In four short months he has been shut out of his family and even regarded with suspicion because of his public position, for in royal families all these private matters have political implications. Shakespeare makes sure we know that Hamlet understands theatrical effects in his scene with the traveling actors.
But, as Hamlet observes, "conscience doth make cowards of us all. This madness is not conceived of as a punishment, as in King Lear, but as a symptom of such deep conflict that it leaves Hamlet empty and emotionally deadened.
Hamlet turns on very different dimensions. Michael Foucault claims that there was a growing conviction in the late Middle Ages that the line between folly and sanity was tenuous—that fools could be a great deal closer to the truth than so-called sane people, or that all people were fools.
Following the Colonial Shakespeare conference in Juneit became apparent that more theatrical productions should be reviewed in South Africa in order to preserve them in His words of anger are not bitter or scheming but frightened, outraged, defenseless.
Hamlet vows to affect madness — puts "an antic disposition on" — to wear a mask that will enable him to observe the interactions in the castle, but finds himself more confused than ever.
Her brother, Laertesfalls next. Convinced now that Claudius is a villain, Hamlet resolves to kill him. When Goneril first orders him to contain his complaints, it amazes and disorients him.
He begins to take care of the Fool, to worry about his homeless subjects. Where are his eyes? In fact, it is their ineffectiveness that is striking in these plays. Madness and Hagiography in Hamlet.
The audience keeps waiting for something to happen. Unencumbered by words, Laertes plots with Claudius to kill Hamlet. But it is also a play of false appearances where characters, clouded in mystery, are neither excessively good nor excessively bad.
There is a revival of his greatness, his sweetness, his moral perception. Nowhere is this more clear than in his soliloquy in Act II, scene ii, in which he speaks of all these things—acting, feeling, self-dramatizing. Each time his authority is dealt another blow, his madness gains momentum.
One does not even have to assume a sexual motive for the wish; the fierce and vengeful ghost of this father suggests a frightening and unbending authority, whose removal must have occasioned mixed feelings.
His language has a noble balance to it: A person so threatened might well turn in disgust from the functions of the body and redouble his efforts to enclose life safely with the conscious mind.
He assumes that his inflexible will can order the world around him; he insists on the rules of a game he had decided on in advance, even as it turns out all wrong. One feels his relish in reducing Lear to these proportions in the impossible odds he sets up against this stubborn old man.
His characters are locked up with the other members of their families in gloomy castles, where together they play through the progressive circumstances which lead to madness. Literary Contexts in Plays: Everyone ogles as Ophelia floats wispily across the stage.
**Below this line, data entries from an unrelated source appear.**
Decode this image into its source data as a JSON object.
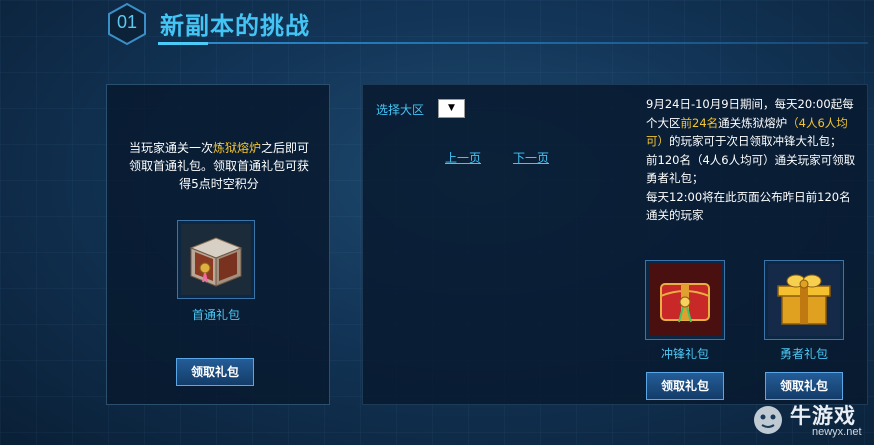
{
  "header": {
    "section_number": "01",
    "title": "新副本的挑战"
  },
  "left_panel": {
    "desc_part1": "当玩家通关一次",
    "desc_highlight": "炼狱熔炉",
    "desc_part2": "之后即可领取首通礼包。领取首通礼包可获得5点时空积分",
    "gift_name": "首通礼包",
    "claim_label": "领取礼包"
  },
  "right_panel": {
    "region_label": "选择大区",
    "region_select_value": "",
    "prev_page": "上一页",
    "next_page": "下一页",
    "rules": {
      "line1_a": "9月24日-10月9日期间，每天20:00起每个大区",
      "line1_hl1": "前24名",
      "line1_b": "通关炼狱熔炉",
      "line1_hl2": "（4人6人均可）",
      "line1_c": "的玩家可于次日领取冲锋大礼包；",
      "line2": "前120名（4人6人均可）通关玩家可领取勇者礼包；",
      "line3": "每天12:00将在此页面公布昨日前120名通关的玩家"
    },
    "gifts": [
      {
        "name": "冲锋礼包",
        "claim_label": "领取礼包"
      },
      {
        "name": "勇者礼包",
        "claim_label": "领取礼包"
      }
    ]
  },
  "watermark": {
    "brand": "牛游戏",
    "url": "newyx.net"
  },
  "colors": {
    "accent_blue": "#44c4f4",
    "highlight_gold": "#f5c431",
    "background": "#123456"
  }
}
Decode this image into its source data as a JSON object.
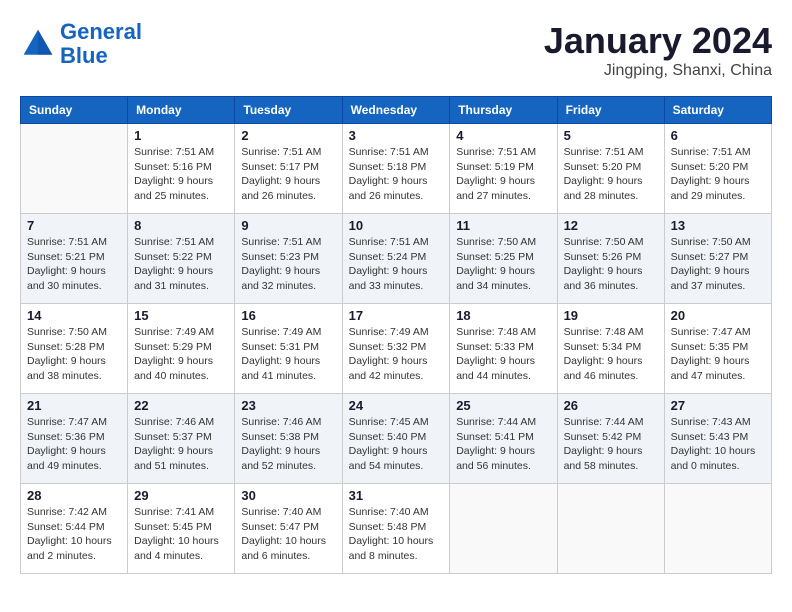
{
  "header": {
    "logo_line1": "General",
    "logo_line2": "Blue",
    "month": "January 2024",
    "location": "Jingping, Shanxi, China"
  },
  "days_of_week": [
    "Sunday",
    "Monday",
    "Tuesday",
    "Wednesday",
    "Thursday",
    "Friday",
    "Saturday"
  ],
  "weeks": [
    [
      {
        "day": null
      },
      {
        "day": "1",
        "sunrise": "7:51 AM",
        "sunset": "5:16 PM",
        "daylight": "9 hours and 25 minutes."
      },
      {
        "day": "2",
        "sunrise": "7:51 AM",
        "sunset": "5:17 PM",
        "daylight": "9 hours and 26 minutes."
      },
      {
        "day": "3",
        "sunrise": "7:51 AM",
        "sunset": "5:18 PM",
        "daylight": "9 hours and 26 minutes."
      },
      {
        "day": "4",
        "sunrise": "7:51 AM",
        "sunset": "5:19 PM",
        "daylight": "9 hours and 27 minutes."
      },
      {
        "day": "5",
        "sunrise": "7:51 AM",
        "sunset": "5:20 PM",
        "daylight": "9 hours and 28 minutes."
      },
      {
        "day": "6",
        "sunrise": "7:51 AM",
        "sunset": "5:20 PM",
        "daylight": "9 hours and 29 minutes."
      }
    ],
    [
      {
        "day": "7",
        "sunrise": "7:51 AM",
        "sunset": "5:21 PM",
        "daylight": "9 hours and 30 minutes."
      },
      {
        "day": "8",
        "sunrise": "7:51 AM",
        "sunset": "5:22 PM",
        "daylight": "9 hours and 31 minutes."
      },
      {
        "day": "9",
        "sunrise": "7:51 AM",
        "sunset": "5:23 PM",
        "daylight": "9 hours and 32 minutes."
      },
      {
        "day": "10",
        "sunrise": "7:51 AM",
        "sunset": "5:24 PM",
        "daylight": "9 hours and 33 minutes."
      },
      {
        "day": "11",
        "sunrise": "7:50 AM",
        "sunset": "5:25 PM",
        "daylight": "9 hours and 34 minutes."
      },
      {
        "day": "12",
        "sunrise": "7:50 AM",
        "sunset": "5:26 PM",
        "daylight": "9 hours and 36 minutes."
      },
      {
        "day": "13",
        "sunrise": "7:50 AM",
        "sunset": "5:27 PM",
        "daylight": "9 hours and 37 minutes."
      }
    ],
    [
      {
        "day": "14",
        "sunrise": "7:50 AM",
        "sunset": "5:28 PM",
        "daylight": "9 hours and 38 minutes."
      },
      {
        "day": "15",
        "sunrise": "7:49 AM",
        "sunset": "5:29 PM",
        "daylight": "9 hours and 40 minutes."
      },
      {
        "day": "16",
        "sunrise": "7:49 AM",
        "sunset": "5:31 PM",
        "daylight": "9 hours and 41 minutes."
      },
      {
        "day": "17",
        "sunrise": "7:49 AM",
        "sunset": "5:32 PM",
        "daylight": "9 hours and 42 minutes."
      },
      {
        "day": "18",
        "sunrise": "7:48 AM",
        "sunset": "5:33 PM",
        "daylight": "9 hours and 44 minutes."
      },
      {
        "day": "19",
        "sunrise": "7:48 AM",
        "sunset": "5:34 PM",
        "daylight": "9 hours and 46 minutes."
      },
      {
        "day": "20",
        "sunrise": "7:47 AM",
        "sunset": "5:35 PM",
        "daylight": "9 hours and 47 minutes."
      }
    ],
    [
      {
        "day": "21",
        "sunrise": "7:47 AM",
        "sunset": "5:36 PM",
        "daylight": "9 hours and 49 minutes."
      },
      {
        "day": "22",
        "sunrise": "7:46 AM",
        "sunset": "5:37 PM",
        "daylight": "9 hours and 51 minutes."
      },
      {
        "day": "23",
        "sunrise": "7:46 AM",
        "sunset": "5:38 PM",
        "daylight": "9 hours and 52 minutes."
      },
      {
        "day": "24",
        "sunrise": "7:45 AM",
        "sunset": "5:40 PM",
        "daylight": "9 hours and 54 minutes."
      },
      {
        "day": "25",
        "sunrise": "7:44 AM",
        "sunset": "5:41 PM",
        "daylight": "9 hours and 56 minutes."
      },
      {
        "day": "26",
        "sunrise": "7:44 AM",
        "sunset": "5:42 PM",
        "daylight": "9 hours and 58 minutes."
      },
      {
        "day": "27",
        "sunrise": "7:43 AM",
        "sunset": "5:43 PM",
        "daylight": "10 hours and 0 minutes."
      }
    ],
    [
      {
        "day": "28",
        "sunrise": "7:42 AM",
        "sunset": "5:44 PM",
        "daylight": "10 hours and 2 minutes."
      },
      {
        "day": "29",
        "sunrise": "7:41 AM",
        "sunset": "5:45 PM",
        "daylight": "10 hours and 4 minutes."
      },
      {
        "day": "30",
        "sunrise": "7:40 AM",
        "sunset": "5:47 PM",
        "daylight": "10 hours and 6 minutes."
      },
      {
        "day": "31",
        "sunrise": "7:40 AM",
        "sunset": "5:48 PM",
        "daylight": "10 hours and 8 minutes."
      },
      {
        "day": null
      },
      {
        "day": null
      },
      {
        "day": null
      }
    ]
  ]
}
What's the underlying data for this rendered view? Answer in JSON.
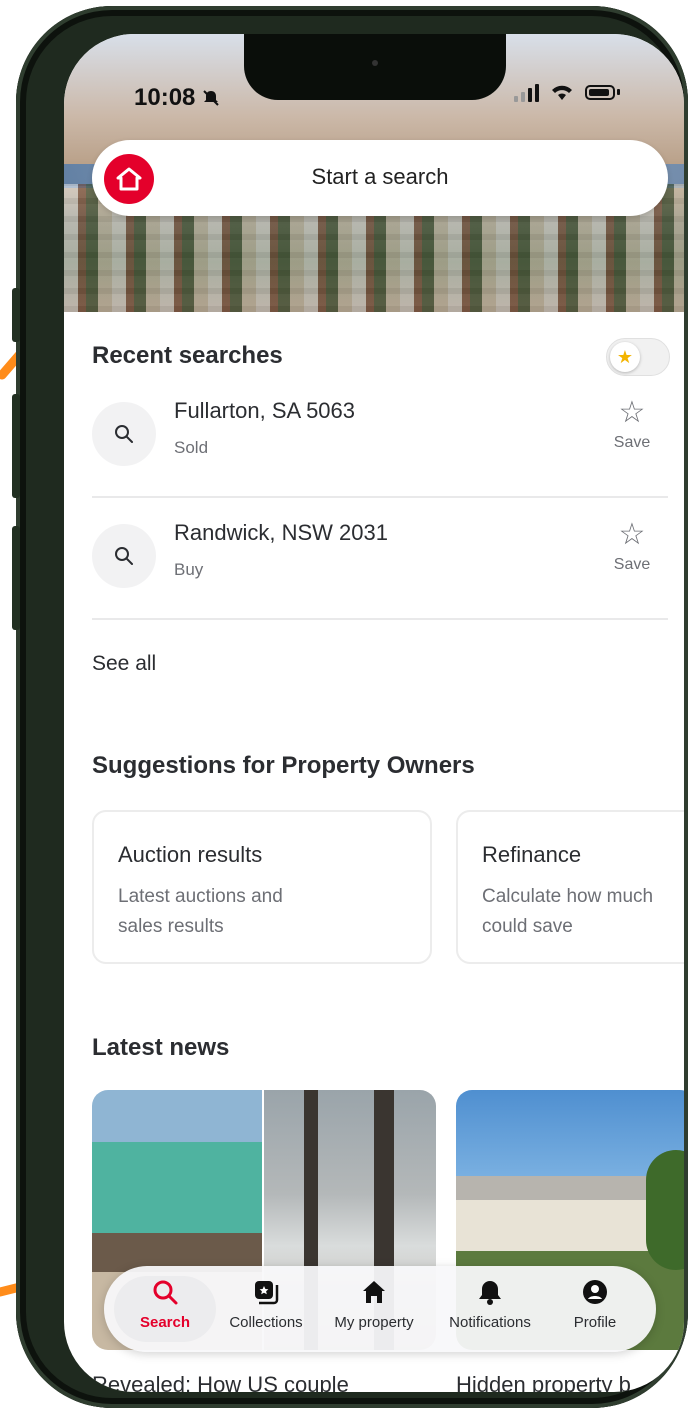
{
  "status": {
    "time": "10:08"
  },
  "search": {
    "placeholder": "Start a search"
  },
  "recent": {
    "title": "Recent searches",
    "items": [
      {
        "title": "Fullarton, SA 5063",
        "sub": "Sold",
        "save": "Save"
      },
      {
        "title": "Randwick, NSW 2031",
        "sub": "Buy",
        "save": "Save"
      }
    ],
    "see_all": "See all"
  },
  "suggestions": {
    "title": "Suggestions for Property Owners",
    "cards": [
      {
        "title": "Auction results",
        "desc": "Latest auctions and\nsales results"
      },
      {
        "title": "Refinance",
        "desc": "Calculate how much\ncould save"
      }
    ]
  },
  "news": {
    "title": "Latest news",
    "items": [
      {
        "title": "Revealed: How US couple"
      },
      {
        "title": "Hidden property b"
      }
    ]
  },
  "tabs": [
    {
      "label": "Search",
      "icon": "search-icon"
    },
    {
      "label": "Collections",
      "icon": "collections-icon"
    },
    {
      "label": "My property",
      "icon": "home-icon"
    },
    {
      "label": "Notifications",
      "icon": "bell-icon"
    },
    {
      "label": "Profile",
      "icon": "profile-icon"
    }
  ],
  "colors": {
    "brand": "#e4002b",
    "annotation_arrow": "#ff8c1a",
    "text": "#2b2d31"
  }
}
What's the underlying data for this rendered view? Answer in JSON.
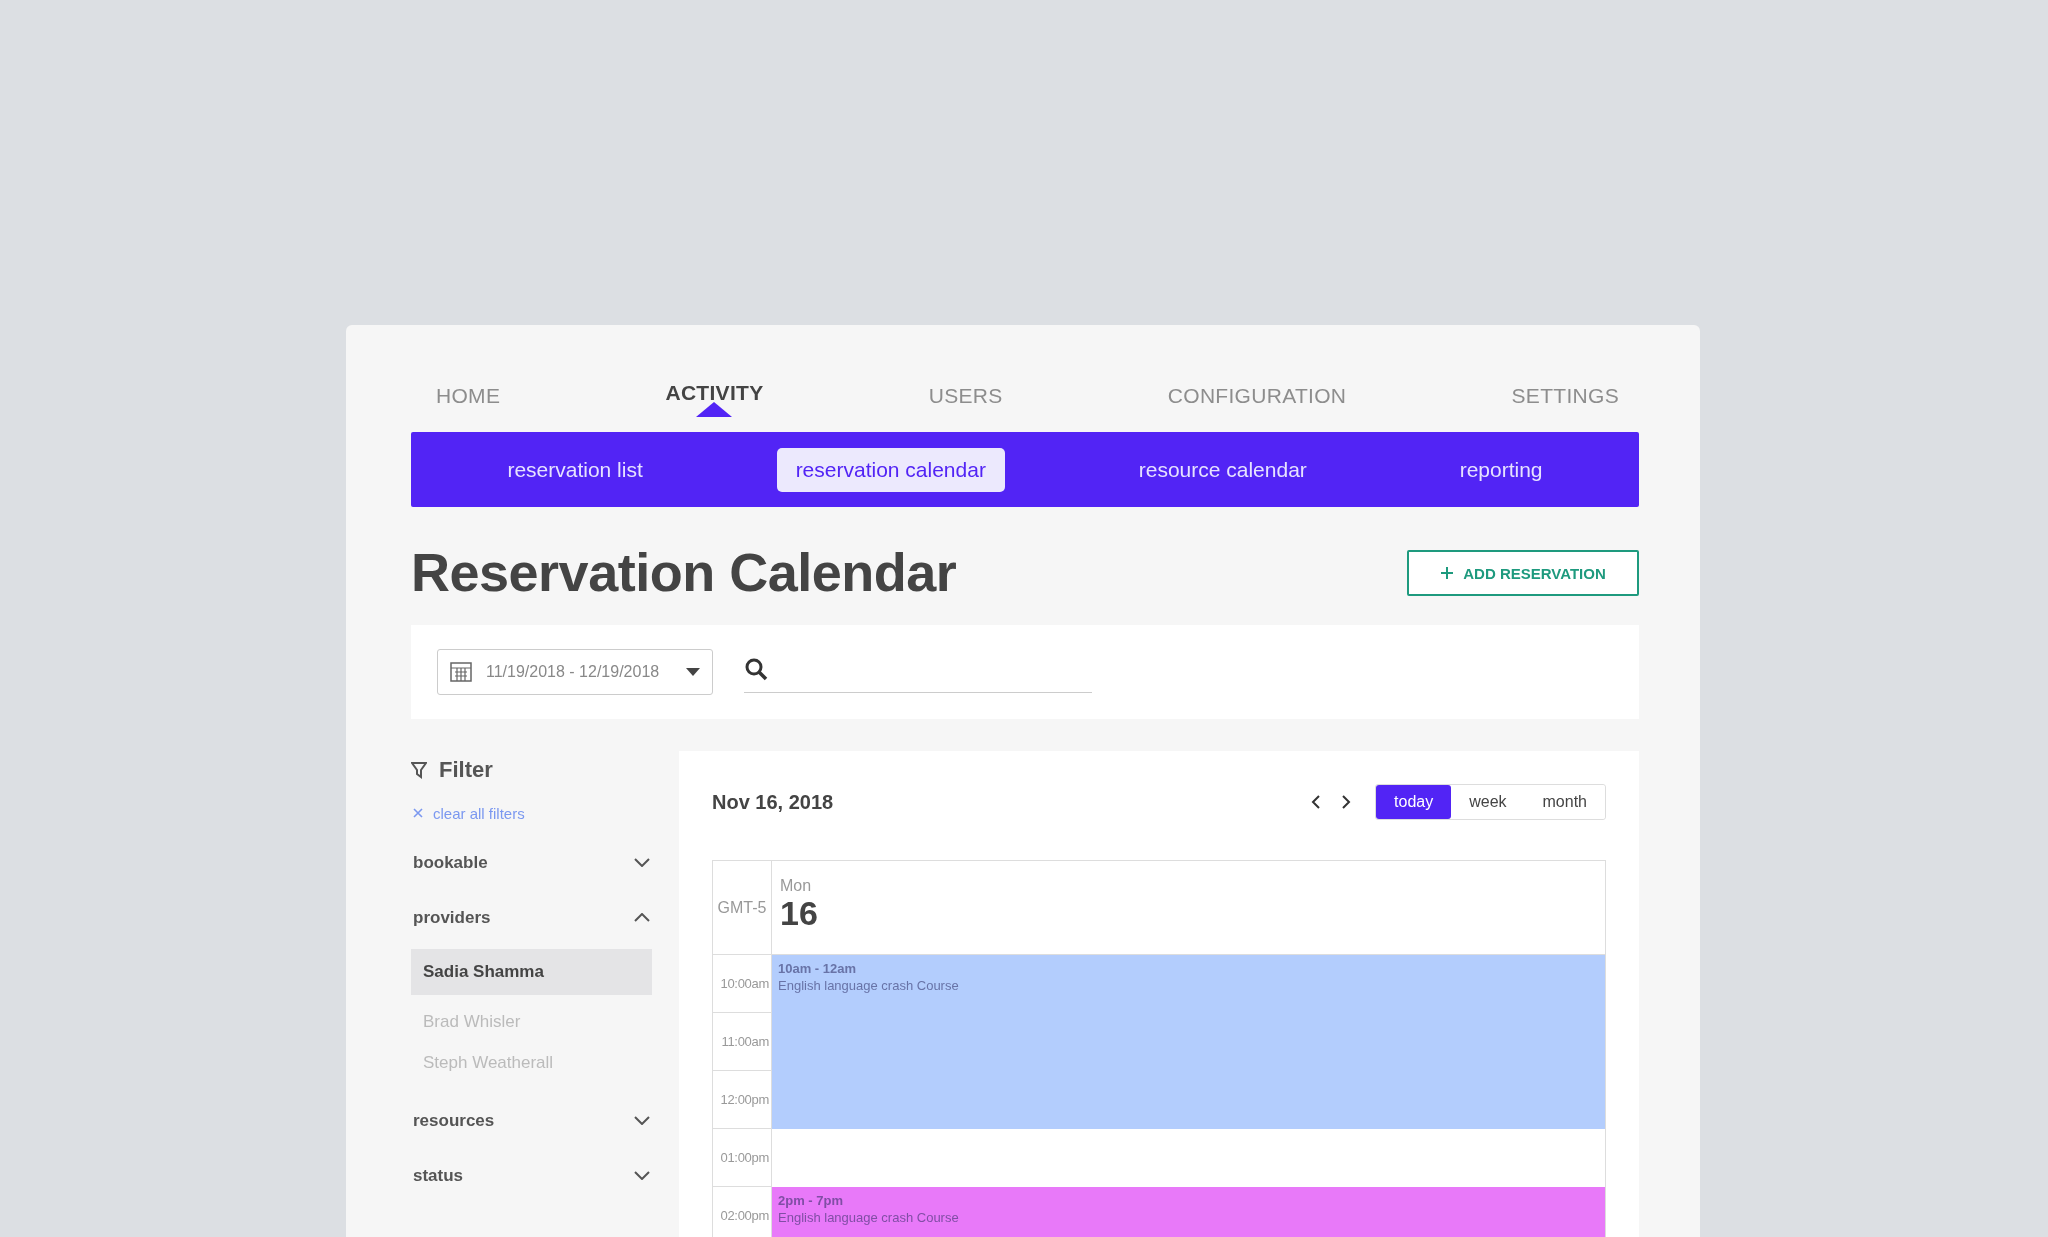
{
  "main_nav": [
    {
      "label": "HOME",
      "selected": false
    },
    {
      "label": "ACTIVITY",
      "selected": true
    },
    {
      "label": "USERS",
      "selected": false
    },
    {
      "label": "CONFIGURATION",
      "selected": false
    },
    {
      "label": "SETTINGS",
      "selected": false
    }
  ],
  "sub_nav": [
    {
      "label": "reservation list",
      "selected": false
    },
    {
      "label": "reservation calendar",
      "selected": true
    },
    {
      "label": "resource calendar",
      "selected": false
    },
    {
      "label": "reporting",
      "selected": false
    }
  ],
  "page_title": "Reservation Calendar",
  "add_button": "ADD RESERVATION",
  "date_range": "11/19/2018 - 12/19/2018",
  "filter": {
    "title": "Filter",
    "clear_link": "clear all filters",
    "sections": [
      {
        "label": "bookable",
        "expanded": false
      },
      {
        "label": "providers",
        "expanded": true,
        "items": [
          {
            "label": "Sadia Shamma",
            "selected": true
          },
          {
            "label": "Brad Whisler",
            "selected": false
          },
          {
            "label": "Steph Weatherall",
            "selected": false
          }
        ]
      },
      {
        "label": "resources",
        "expanded": false
      },
      {
        "label": "status",
        "expanded": false
      }
    ]
  },
  "calendar": {
    "date_label": "Nov 16, 2018",
    "views": [
      {
        "label": "today",
        "selected": true
      },
      {
        "label": "week",
        "selected": false
      },
      {
        "label": "month",
        "selected": false
      }
    ],
    "timezone": "GMT-5",
    "day_name": "Mon",
    "day_number": "16",
    "blocks": [
      {
        "kind": "event",
        "time": "10am - 12am",
        "title": "English language crash Course",
        "color": "#b3cdfd",
        "hours": [
          "10:00am",
          "11:00am",
          "12:00pm"
        ]
      },
      {
        "kind": "free",
        "hours": [
          "01:00pm"
        ]
      },
      {
        "kind": "event",
        "time": "2pm - 7pm",
        "title": "English language crash Course",
        "color": "#e879f9",
        "hours": [
          "02:00pm"
        ]
      }
    ]
  }
}
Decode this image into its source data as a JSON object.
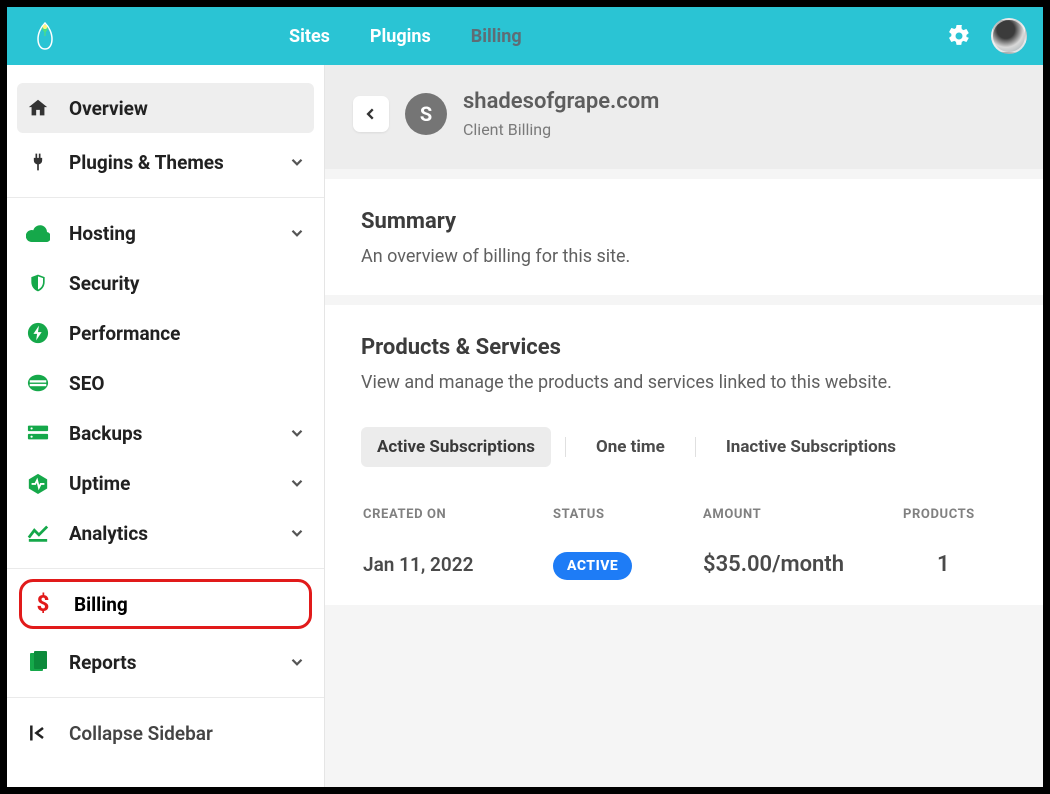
{
  "topbar": {
    "nav": [
      {
        "label": "Sites",
        "active": true
      },
      {
        "label": "Plugins",
        "active": true
      },
      {
        "label": "Billing",
        "active": false
      }
    ]
  },
  "sidebar": {
    "overview": "Overview",
    "plugins_themes": "Plugins & Themes",
    "hosting": "Hosting",
    "security": "Security",
    "performance": "Performance",
    "seo": "SEO",
    "backups": "Backups",
    "uptime": "Uptime",
    "analytics": "Analytics",
    "billing": "Billing",
    "reports": "Reports",
    "collapse": "Collapse Sidebar"
  },
  "site": {
    "name": "shadesofgrape.com",
    "subtitle": "Client Billing",
    "badge": "S"
  },
  "summary": {
    "title": "Summary",
    "desc": "An overview of billing for this site."
  },
  "products": {
    "title": "Products & Services",
    "desc": "View and manage the products and services linked to this website.",
    "filters": {
      "active": "Active Subscriptions",
      "onetime": "One time",
      "inactive": "Inactive Subscriptions"
    },
    "columns": {
      "created": "CREATED ON",
      "status": "STATUS",
      "amount": "AMOUNT",
      "products": "PRODUCTS"
    },
    "rows": [
      {
        "created": "Jan 11, 2022",
        "status": "ACTIVE",
        "amount": "$35.00/month",
        "products": "1"
      }
    ]
  }
}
I shall go mad! He does not vituperate Gertrude and Claudius, he embarrasses them in public and makes snide remarks.Problems in the Revenge Tragedy: William Shakespeare's Hamlet; problematic aspects of the play, such as the reason for Hamlet's delay, the confusion of time, and the truth behind Hamlet's apparent madness.
Hamlet and the Issue of Revenge in William Shakespeare's Play The question of why Hamlet does not immediately avenge his. The article examines the play "Hamlet," by William Shakespeare, and possible theological interpretations of the work. The character of Ophelia is examined and her religion, sexuality, and madness are discussed.
Hamlet (Vol. 35) - Madness 1 melancholy was no more common depression of spirits; and I have no doubt that many readers of the play would understand it better if they read an account of melancholia in a. Will Tosh examines early modern attitudes towards madness, and how these informed Shakespeare's varied depictions of mental illness in Hamlet, King Lear and other plays.
Shakespeare and madness - The British Library. William Shakespeare Madness - Essay. Thus the vision of madness of the characters in Hamlet is one of those with an embattled, tenuous sense. “This above all: to thine own self be true, And it must follow, as the night the day, Thou canst not then be false to any man.” ― William Shakespeare, Hamlet.Download